Tree and Shrub Diseases
for the most part caused by fungi, bacteria, and viruses, as well as factors of a nonliving nature. They cause large losses to agriculture and forestry, sometimes leading to the destruction of trees over large areas.
Woody plants have many defensive adaptations; for example, they are covered with bark, are capable of healing wounds, and can secrete various substances into the air and soil, such as phytoncides, which are dangerous to harmful microorganisms. Pathogens of trees and shrubs usually enter the plant through damage-caused and natural openings-such as stomata and lenticels—and cause pathological changes; this also occurs in herbaceous plants. However, certain changes are specific to woody plants because of the predominance of woody tissue in them and because the course of certain diseases may last many years.
Most dangerous for seedlings are fusarium wilt and ver-ticilliosis, accompanied by wilting, and gray mold. Somewhat older plants (15–20 years) and full-grown trees are often infected with rot, particularly root rot, sapwood rot, and mixed rot, as well as cankers. Root rot causes rapid death of trees or promotes windfall. The pathogens of root rot are most often honey fungus (Armillaria mellea), which causes rotting of the root sapwood (more rarely, of the trunk), and root fungus, which causes central rot of the roots. Mixed rots, most dangerous of whose pathogens is Fomitopsis pinicola, envelop the sapwood and central part of the trunk, causing the rapid death of the trees and promoting windfall.
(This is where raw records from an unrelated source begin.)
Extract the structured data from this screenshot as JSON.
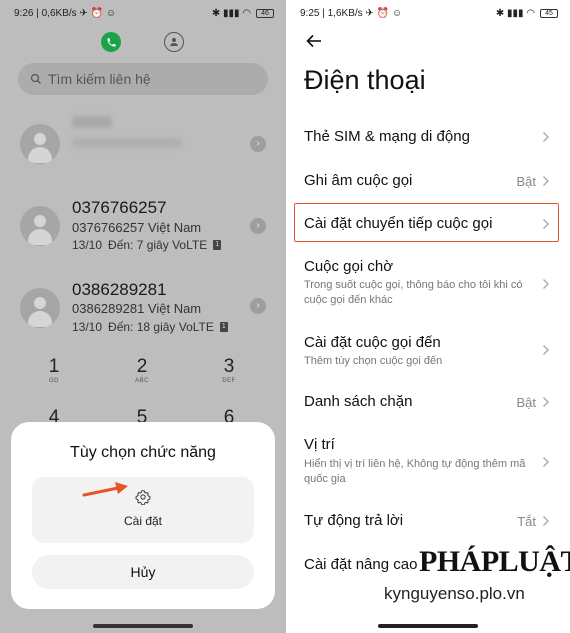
{
  "left": {
    "status": {
      "time": "9:26",
      "speed": "0,6KB/s",
      "battery": "46"
    },
    "search": {
      "placeholder": "Tìm kiếm liên hệ"
    },
    "calls": [
      {
        "number": "",
        "subtitle": "",
        "date": "",
        "detail": ""
      },
      {
        "number": "0376766257",
        "subtitle": "0376766257  Việt Nam",
        "date": "13/10",
        "detail": "Đến: 7 giây VoLTE",
        "sim": "1"
      },
      {
        "number": "0386289281",
        "subtitle": "0386289281  Việt Nam",
        "date": "13/10",
        "detail": "Đến: 18 giây VoLTE",
        "sim": "1"
      }
    ],
    "keypad": [
      {
        "digit": "1",
        "letters": "GD"
      },
      {
        "digit": "2",
        "letters": "ABC"
      },
      {
        "digit": "3",
        "letters": "DEF"
      },
      {
        "digit": "4",
        "letters": ""
      },
      {
        "digit": "5",
        "letters": ""
      },
      {
        "digit": "6",
        "letters": ""
      }
    ],
    "sheet": {
      "title": "Tùy chọn chức năng",
      "option_label": "Cài đặt",
      "cancel_label": "Hủy"
    }
  },
  "right": {
    "status": {
      "time": "9:25",
      "speed": "1,6KB/s",
      "battery": "45"
    },
    "title": "Điện thoại",
    "rows": [
      {
        "title": "Thẻ SIM & mạng di động",
        "subtitle": "",
        "value": ""
      },
      {
        "title": "Ghi âm cuộc gọi",
        "subtitle": "",
        "value": "Bật"
      },
      {
        "title": "Cài đặt chuyển tiếp cuộc gọi",
        "subtitle": "",
        "value": ""
      },
      {
        "title": "Cuộc gọi chờ",
        "subtitle": "Trong suốt cuộc gọi, thông báo cho tôi khi có cuộc gọi đến khác",
        "value": ""
      },
      {
        "title": "Cài đặt cuộc gọi đến",
        "subtitle": "Thêm tùy chọn cuộc gọi đến",
        "value": ""
      },
      {
        "title": "Danh sách chặn",
        "subtitle": "",
        "value": "Bật"
      },
      {
        "title": "Vị trí",
        "subtitle": "Hiển thị vị trí liên hệ, Không tự động thêm mã quốc gia",
        "value": ""
      },
      {
        "title": "Tự động trả lời",
        "subtitle": "",
        "value": "Tắt"
      },
      {
        "title": "Cài đặt nâng cao",
        "subtitle": "",
        "value": ""
      }
    ]
  },
  "watermark": {
    "logo": "PHÁPLUẬT",
    "site": "kynguyenso.plo.vn"
  },
  "colors": {
    "accent_green": "#1aa34a",
    "highlight_red": "#e4572e",
    "arrow_orange": "#e8542a"
  }
}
Pathogens which cause cankers can be rust fungi, ascomycetes, and bacteria. The most dangerous disease for coniferous seedlings and young trees is pine twisting rust, which infects needles and twigs. (The pathogen is the rust fungus Melampsora pinitorqua.) In this disease the shoots of the young plant become curved. Pine-twig blight is a very widely distributed coniferous disease.
The shoots of seedlings and young deciduous plants are often infected with rot of the above-ground parts (the pathogen is the fungus Phytophthora omnivora), root rot (the pathogen is the fungus Rosellinia quercina), leaf spots, powdery mildew, and necroses (often caused by ascomycetes—for instance, by Clithris quercina in oaks, by Endoxylina astroidea in ashes, and many other incomplete fungi). Among grown deciduous trees, mycosis of the vessels is often found (the pathogens are the fungi Grophium ulmi, Verticillium alboatrum, and others), as are rots caused by various pore fungi and virus diseases.
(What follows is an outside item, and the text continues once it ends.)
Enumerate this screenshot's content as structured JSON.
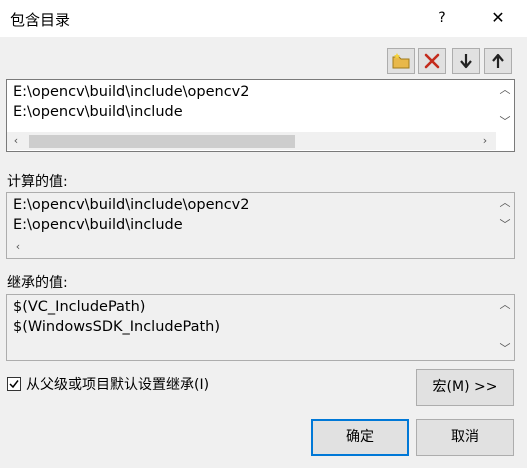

General methods of fighting tree and shrub diseases consist in the observance of sanitary and agrotechnical rules in nurseries, cultures, and tree stands. Special methods include chemical defenses (disinfecting the soil and seeds, spraying the planting area, and others), sanitary pruning, treating the tree (by surgery, the use of antibiotics, and so on), and the selection of resistant breeds.
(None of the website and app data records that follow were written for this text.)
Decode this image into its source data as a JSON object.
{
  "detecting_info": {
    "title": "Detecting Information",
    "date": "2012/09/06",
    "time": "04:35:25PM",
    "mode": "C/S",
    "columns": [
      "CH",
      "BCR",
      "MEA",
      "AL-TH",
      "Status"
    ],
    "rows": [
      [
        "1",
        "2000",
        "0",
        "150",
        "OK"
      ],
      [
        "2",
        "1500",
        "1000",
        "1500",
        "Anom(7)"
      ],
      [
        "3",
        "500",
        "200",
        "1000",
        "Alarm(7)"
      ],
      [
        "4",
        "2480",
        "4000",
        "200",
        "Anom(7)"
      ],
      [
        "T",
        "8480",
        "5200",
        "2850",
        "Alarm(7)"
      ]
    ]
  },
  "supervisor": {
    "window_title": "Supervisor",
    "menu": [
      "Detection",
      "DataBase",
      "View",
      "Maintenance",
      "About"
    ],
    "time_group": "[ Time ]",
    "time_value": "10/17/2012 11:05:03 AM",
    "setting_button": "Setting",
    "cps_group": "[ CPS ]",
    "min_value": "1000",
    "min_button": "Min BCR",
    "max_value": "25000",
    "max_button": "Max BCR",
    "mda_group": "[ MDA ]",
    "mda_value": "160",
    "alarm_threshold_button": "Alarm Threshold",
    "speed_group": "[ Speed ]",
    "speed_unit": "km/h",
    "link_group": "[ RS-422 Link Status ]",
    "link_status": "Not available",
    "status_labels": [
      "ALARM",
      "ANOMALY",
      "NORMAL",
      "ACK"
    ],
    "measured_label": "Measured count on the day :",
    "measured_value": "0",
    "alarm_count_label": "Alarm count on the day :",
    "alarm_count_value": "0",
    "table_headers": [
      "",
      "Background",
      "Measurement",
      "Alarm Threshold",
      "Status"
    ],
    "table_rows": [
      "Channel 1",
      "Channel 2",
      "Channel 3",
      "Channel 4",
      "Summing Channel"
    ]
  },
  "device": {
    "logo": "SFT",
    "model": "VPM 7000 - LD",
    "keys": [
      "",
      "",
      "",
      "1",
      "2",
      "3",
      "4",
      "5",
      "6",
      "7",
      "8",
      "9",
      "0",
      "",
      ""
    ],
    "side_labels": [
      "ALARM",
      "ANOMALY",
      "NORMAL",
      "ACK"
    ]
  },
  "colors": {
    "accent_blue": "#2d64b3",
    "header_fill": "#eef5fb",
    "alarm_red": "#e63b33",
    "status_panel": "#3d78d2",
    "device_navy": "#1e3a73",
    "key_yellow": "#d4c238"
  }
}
REFERENCESVanin, S. I. Lesnaia fitopatologiia, 4th ed. Moscow-Leningrad, 1955.
Zhuravlev, I. I. Fitopatologiia. Moscow, 1963.
Slovar’-spravochnikfitopatologa., 2nd ed. Edited by P. N. Golovin. Leningrad, 1967.
I. I. ZHURAVLEV